Healthy Eating

Responsible consumption and production are hallmarks of everyday life at Suffield. It is therefore essential that our dining services provide ample options for healthy eating. Our staff takes great pride in their ability to offer good carbs, low-fat proteins, limited saturated fats, whole grains, fruits, vegetables, and plenty of choices for calcium. Additionally, we are constantly evaluating how to optimize our processes of reducing, reusing, and recycling. Suffield supports health and well-being in a variety of ways:
Meal Prep  purchasing fresh food that can be repurposed for multiple meals.
Supporting Local Businesses  working with local farmers whenever possible to reduce the overall impact on the environment.
In-house Offerings  hand-crafted, specialty pizza baked in our own commercial pizza ovens.

On Campus

To sustain our community and support economic growth, the physical plant at our school maintains ongoing initiatives to reduce our carbon footprint and operating expenses. The utilization of affordable, clean energy is a major way we demonstrate responsible consumption while respecting a global climate and life below water and on land.
Suffield’s ongoing initiatives to support responsible consumption include:
• Discontinued Poland Spring deliveries & added water machines in several buildings to fill water bottles
• Natural gas heating capabilities added to four major buildings on campus
• Updated efficiency for major boilers on campus
• Re-lamped exterior and interior lighting to LED bulbs
• Enhanced the recycling and waste program [single stream recycling collection]
• Initiated a campus-wide electrical reduction competition in 2007
• Incorporated biodegradable trash bags and reusable coffee mugs campus wide
• Biodiesel in various maintenance vehicles and select faculty residences
• Use of post-consumer recycled materials around campus [toilet paper, paper cups, cleaning supplies]

Leadership Awards

The Leadership Program at Suffield is of lasting significance and greatly enhances our role as global citizens. It prepares students and alumni to make a substantial difference beyond our campus. Core elements include an emphasis on understanding a moral foundation, goal-setting, communication skills, problem-solving, self-awareness, and inspiring others. It is in this way we fully embrace our partnerships with the 17 global goals for sustainable development. Only by working together can we secure a future for our planet. Suffield recognizes leadership is several ways:

List of 3 frequently asked questions.

  • The Leishman Family Energy Conservation Award

    The Leishman Family Energy Conservation Award is granted to a student who either best demonstrates knowledge and commitment to using less energy through conservation strategies, recommends the installation of energy efficient technologies that preserve natural resources and reduce carbon and greenhouse gas emissions, or implements a practical project that improves Suffield Academyís environmental management.

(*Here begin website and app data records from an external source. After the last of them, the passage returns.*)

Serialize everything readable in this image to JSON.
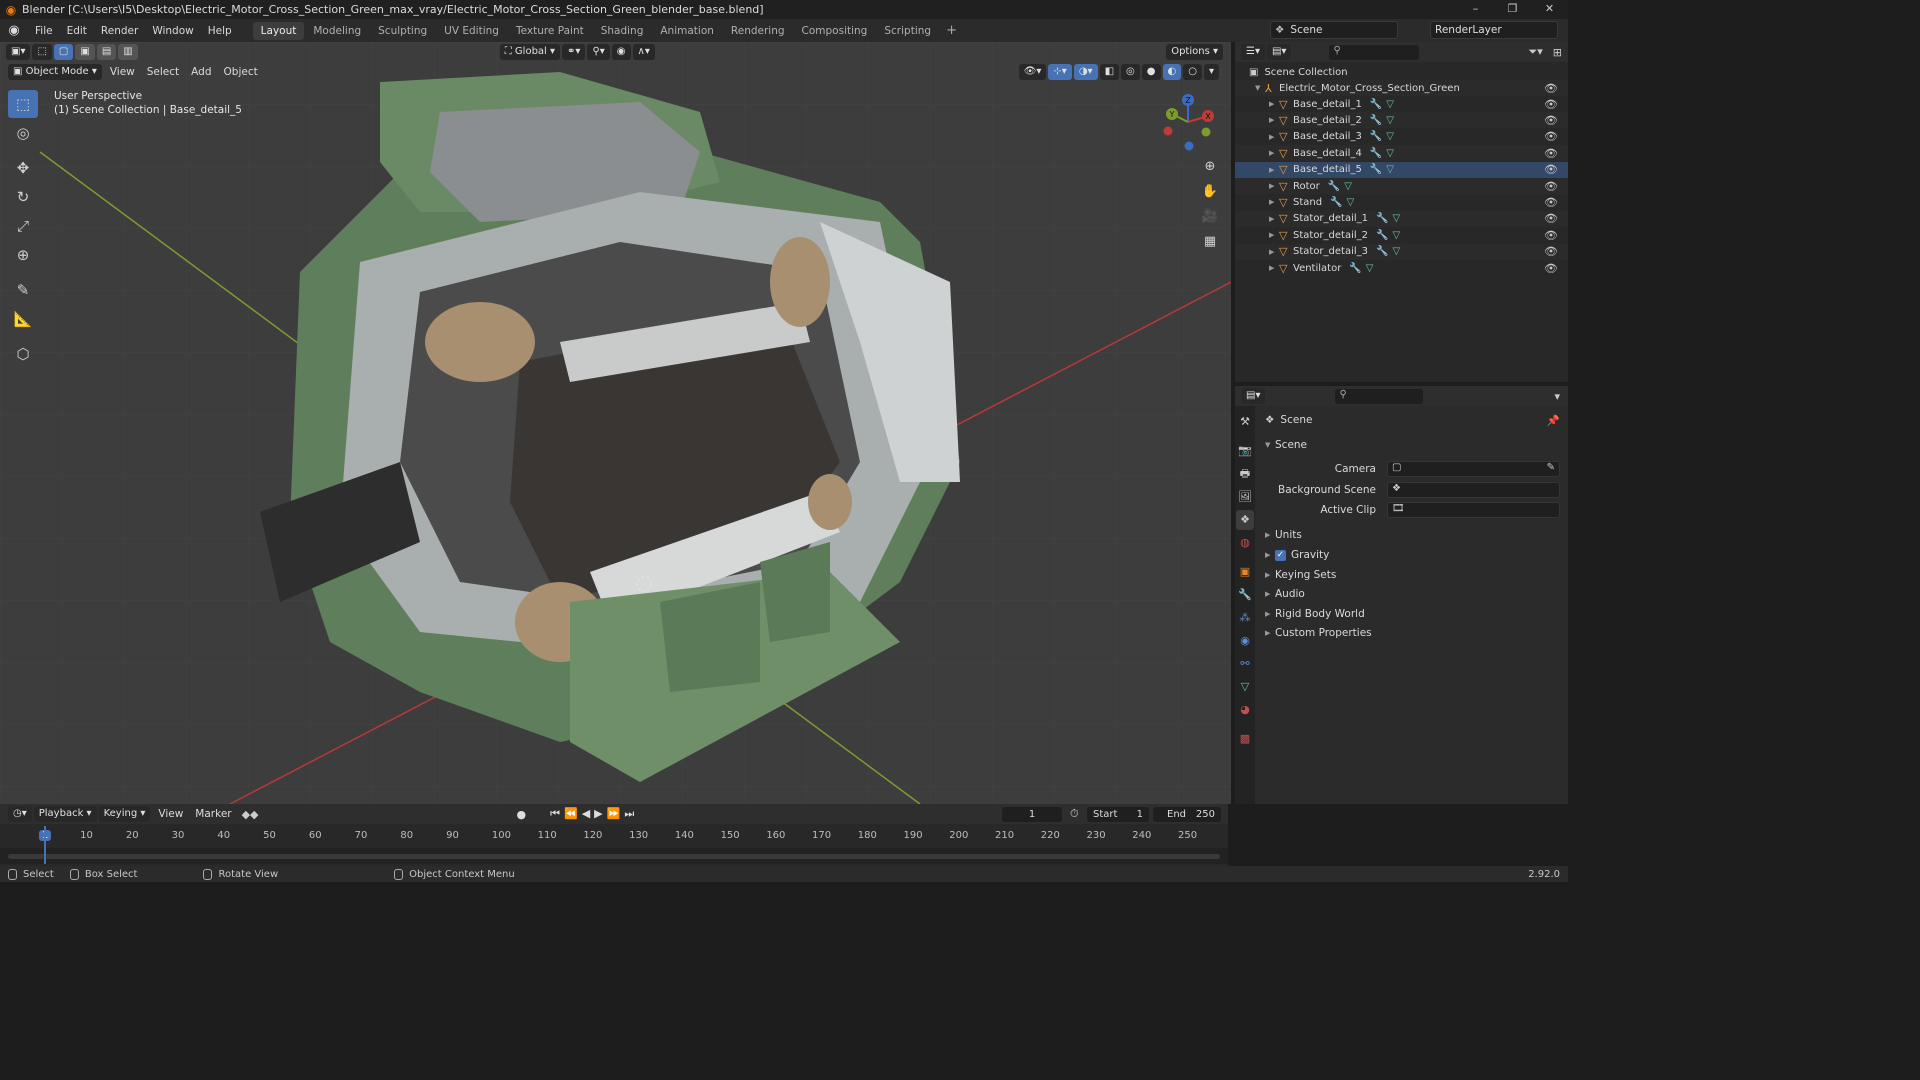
{
  "window": {
    "title": "Blender [C:\\Users\\I5\\Desktop\\Electric_Motor_Cross_Section_Green_max_vray/Electric_Motor_Cross_Section_Green_blender_base.blend]",
    "controls": [
      "–",
      "❐",
      "✕"
    ]
  },
  "menu": [
    "File",
    "Edit",
    "Render",
    "Window",
    "Help"
  ],
  "workspaces": [
    "Layout",
    "Modeling",
    "Sculpting",
    "UV Editing",
    "Texture Paint",
    "Shading",
    "Animation",
    "Rendering",
    "Compositing",
    "Scripting"
  ],
  "active_workspace": "Layout",
  "scene_selector": "Scene",
  "view_layer": "RenderLayer",
  "viewport": {
    "mode": "Object Mode",
    "menus": [
      "View",
      "Select",
      "Add",
      "Object"
    ],
    "transform_orientation": "Global",
    "options_label": "Options",
    "perspective_label": "User Perspective",
    "collection_label": "(1) Scene Collection | Base_detail_5",
    "gizmo_axes": [
      "X",
      "Y",
      "Z"
    ]
  },
  "outliner": {
    "root": "Scene Collection",
    "collection": "Electric_Motor_Cross_Section_Green",
    "objects": [
      "Base_detail_1",
      "Base_detail_2",
      "Base_detail_3",
      "Base_detail_4",
      "Base_detail_5",
      "Rotor",
      "Stand",
      "Stator_detail_1",
      "Stator_detail_2",
      "Stator_detail_3",
      "Ventilator"
    ],
    "active_object": "Base_detail_5"
  },
  "properties": {
    "context": "Scene",
    "panel_title": "Scene",
    "fields": [
      {
        "label": "Camera",
        "value": ""
      },
      {
        "label": "Background Scene",
        "value": ""
      },
      {
        "label": "Active Clip",
        "value": ""
      }
    ],
    "panels": [
      "Units",
      "Gravity",
      "Keying Sets",
      "Audio",
      "Rigid Body World",
      "Custom Properties"
    ],
    "gravity_checked": true
  },
  "timeline": {
    "menus": [
      "Playback",
      "Keying",
      "View",
      "Marker"
    ],
    "current_frame": "1",
    "start_label": "Start",
    "start": "1",
    "end_label": "End",
    "end": "250",
    "ticks": [
      "1",
      "10",
      "20",
      "30",
      "40",
      "50",
      "60",
      "70",
      "80",
      "90",
      "100",
      "110",
      "120",
      "130",
      "140",
      "150",
      "160",
      "170",
      "180",
      "190",
      "200",
      "210",
      "220",
      "230",
      "240",
      "250"
    ]
  },
  "statusbar": {
    "select": "Select",
    "box_select": "Box Select",
    "rotate_view": "Rotate View",
    "context_menu": "Object Context Menu",
    "version": "2.92.0"
  },
  "colors": {
    "accent": "#4772b3",
    "motor_green": "#5f7f5c",
    "x_axis": "#c13a3a",
    "y_axis": "#7d9c2e",
    "object_icon": "#e8a045"
  }
}
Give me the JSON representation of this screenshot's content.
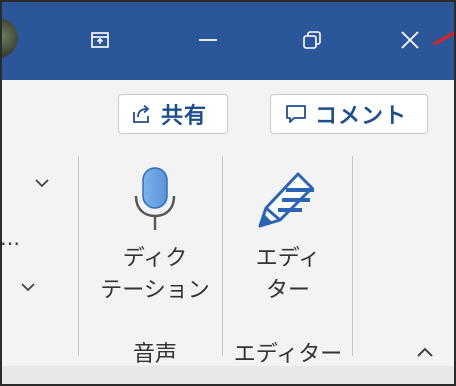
{
  "titlebar": {
    "background": "#2b579a",
    "buttons": [
      {
        "name": "ribbon-display-options",
        "icon": "ribbon-display-icon"
      },
      {
        "name": "minimize",
        "icon": "minimize-icon"
      },
      {
        "name": "restore",
        "icon": "restore-icon"
      },
      {
        "name": "close",
        "icon": "close-icon"
      }
    ]
  },
  "commands": {
    "share_label": "共有",
    "share_icon": "share-icon",
    "comment_label": "コメント",
    "comment_icon": "comment-icon",
    "accent": "#1f4e8c"
  },
  "ribbon": {
    "left_partial": {
      "line1": "⋯",
      "line2": "…"
    },
    "dictate": {
      "label_line1": "ディク",
      "label_line2": "テーション",
      "icon": "microphone-icon"
    },
    "editor": {
      "label_line1": "エディ",
      "label_line2": "ター",
      "icon": "editor-pen-icon"
    },
    "groups": {
      "voice": "音声",
      "editor": "エディター"
    },
    "collapse_icon": "chevron-up-icon"
  },
  "annotation": {
    "arrow_color": "#e02020"
  }
}
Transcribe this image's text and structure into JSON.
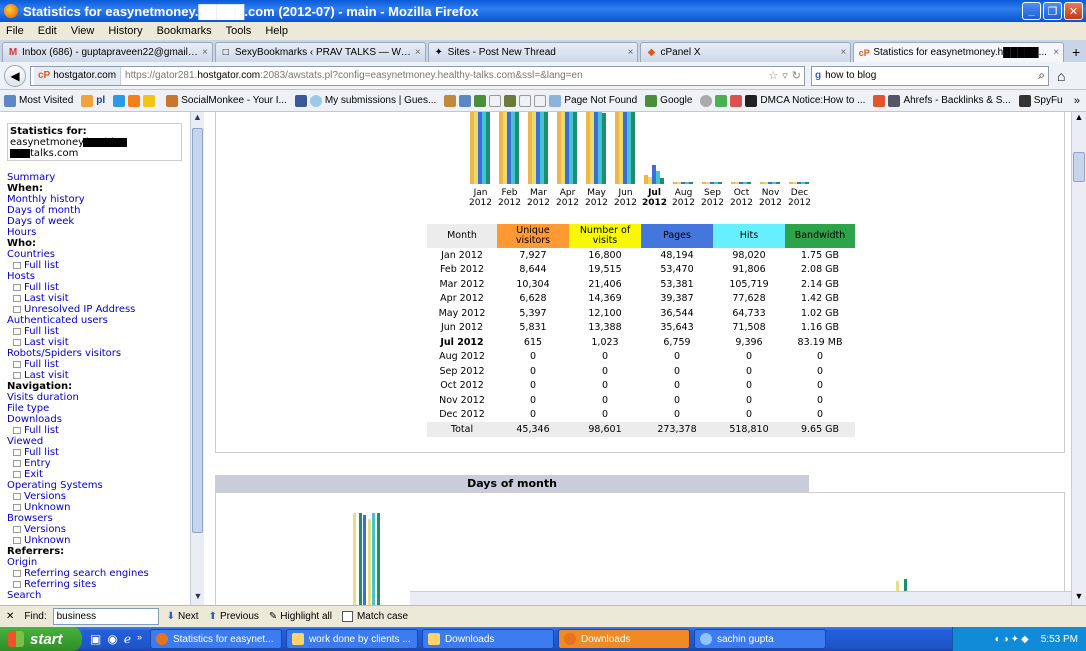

The student has to show creativity and commitment to educate others about environmental issues, as well as an interest in environmental problems and solutions. Previous projects included cold water laundry, differing approaches to heating the swimming pool, and various heating efficiency ideas in school buildings.
  • The Robinson Environmental Award

    The Robinson Environmental Award is presented at Commencement each year to the graduating senior who shows sustained interest and passion for environmental initiatives.
  • Alumni Leadership Awards

    Alumni Leadership Awards honor Suffield graduates who have displayed notable leadership in their professional careers or in a humanitarian endeavor. The selection committee is comprised of alumni, current students, and members of the faculty. Past recipients include Tor Peterson ’82, Gretchen Schwabe Wilcox ’77, Dr. Paul Sullivan ’58, and Dr. Richard Wahle ’73 (2013), Thomas C. Greene ’87 and Kristin Hostetter Pandit ’86 (2014), Gerard J. Hall ’77, Dr. Michael F. Sheridan ’58, and Joseph G. Thompkins ’58 (2015), David Celentano ’69, Michelle Kaminsky ’84, and Ben Diep ’85 (2016), and David R. Holmes ’60 and Janice H. Lee ’99 (2017).
Suffield Academy   185 North Main Street   Suffield, Connecticut 06078   Phone 860.386.4400  |  Fax 860.386.4411